Chronic cocaine use changes gene expression in the hippocampus, according to research in mice recently published in JNeurosci.

Blocking dopamine weakens effects of cocaine
Blocking dopamine receptors in different regions of the amygdala reduces drug seeking and taking behavior with varying longevity, according to research in rats published in eNeuro.

Born to run: just not on cocaine
A study finds a surprising response to cocaine in a novel strain of mutant mice -- they failed to show hyperactivity seen in normal mice when given cocaine and didn't run around.

Cocaine adulterant may cause brain damage
People who regularly take cocaine cut with the animal anti-worming agent levamisole demonstrate impaired cognitive performance and a thinned prefrontal cortex.

Setting affects pleasure of heroin and cocaine
Drug users show substance-specific differences in the rewarding effects of heroin versus cocaine depending on where they use the drugs, according to a study published in JNeurosci.

One in 10 people have traces of cocaine or heroin on their fingerprints
Scientists have found that drugs are now so prevalent that 13 percent of those taking part in a test were found to have traces of class A drugs on their fingerprints -- despite never using them.

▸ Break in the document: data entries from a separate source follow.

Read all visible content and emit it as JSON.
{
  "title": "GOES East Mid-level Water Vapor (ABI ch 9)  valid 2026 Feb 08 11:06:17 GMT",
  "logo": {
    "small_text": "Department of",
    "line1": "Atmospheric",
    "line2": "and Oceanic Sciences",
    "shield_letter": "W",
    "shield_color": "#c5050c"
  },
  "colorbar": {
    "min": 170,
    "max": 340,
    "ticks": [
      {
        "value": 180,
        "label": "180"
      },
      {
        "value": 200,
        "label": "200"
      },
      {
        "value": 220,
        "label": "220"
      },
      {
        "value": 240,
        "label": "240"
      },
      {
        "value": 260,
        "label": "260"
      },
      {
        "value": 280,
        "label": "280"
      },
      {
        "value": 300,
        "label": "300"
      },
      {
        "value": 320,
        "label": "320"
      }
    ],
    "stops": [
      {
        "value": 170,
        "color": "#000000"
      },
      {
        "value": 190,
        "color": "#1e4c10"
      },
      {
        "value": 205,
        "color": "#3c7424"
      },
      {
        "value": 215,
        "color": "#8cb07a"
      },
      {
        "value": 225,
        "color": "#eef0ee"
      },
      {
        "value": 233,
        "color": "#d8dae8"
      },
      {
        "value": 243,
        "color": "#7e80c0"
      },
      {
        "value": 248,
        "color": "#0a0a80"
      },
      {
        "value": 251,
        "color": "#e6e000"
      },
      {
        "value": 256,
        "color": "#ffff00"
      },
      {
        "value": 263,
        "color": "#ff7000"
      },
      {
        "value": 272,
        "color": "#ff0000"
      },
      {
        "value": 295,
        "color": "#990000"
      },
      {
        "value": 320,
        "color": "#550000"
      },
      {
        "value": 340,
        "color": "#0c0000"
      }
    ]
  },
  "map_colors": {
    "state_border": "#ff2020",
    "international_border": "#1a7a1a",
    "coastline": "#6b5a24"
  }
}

Read More: Cocaine News and Cocaine Current Events
Brightsurf.com is a participant in the Amazon Services LLC Associates Program, an affiliate advertising program designed to provide a means for sites to earn advertising fees by advertising and linking to Amazon.com.